Filter the listing and keep only the lines with the word "title".
+++
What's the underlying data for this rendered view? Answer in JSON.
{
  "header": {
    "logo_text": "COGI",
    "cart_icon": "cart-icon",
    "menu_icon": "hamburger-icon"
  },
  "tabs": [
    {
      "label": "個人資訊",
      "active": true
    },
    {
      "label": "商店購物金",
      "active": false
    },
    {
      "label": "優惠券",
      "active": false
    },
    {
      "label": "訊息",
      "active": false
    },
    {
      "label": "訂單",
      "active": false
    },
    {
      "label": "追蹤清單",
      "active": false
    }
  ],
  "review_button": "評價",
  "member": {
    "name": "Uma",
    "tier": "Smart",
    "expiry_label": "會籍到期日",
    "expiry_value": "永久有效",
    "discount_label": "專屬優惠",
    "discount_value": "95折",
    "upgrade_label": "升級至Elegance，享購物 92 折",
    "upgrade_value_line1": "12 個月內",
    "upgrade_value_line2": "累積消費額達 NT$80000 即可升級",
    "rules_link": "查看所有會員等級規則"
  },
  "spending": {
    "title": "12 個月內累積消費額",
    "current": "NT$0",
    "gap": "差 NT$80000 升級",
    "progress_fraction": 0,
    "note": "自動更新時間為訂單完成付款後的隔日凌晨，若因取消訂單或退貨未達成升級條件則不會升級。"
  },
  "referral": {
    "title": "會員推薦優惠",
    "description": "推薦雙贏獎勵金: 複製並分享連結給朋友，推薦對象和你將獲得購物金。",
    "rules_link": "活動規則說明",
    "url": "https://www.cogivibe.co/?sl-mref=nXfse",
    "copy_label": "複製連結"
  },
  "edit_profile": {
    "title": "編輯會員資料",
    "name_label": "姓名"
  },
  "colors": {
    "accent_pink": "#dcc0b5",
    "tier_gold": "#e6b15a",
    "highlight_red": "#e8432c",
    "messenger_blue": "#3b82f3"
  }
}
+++
EXERCISE OUTPUT
    "title": "12 個月內累積消費額",
    "title": "會員推薦優惠",
    "title": "編輯會員資料",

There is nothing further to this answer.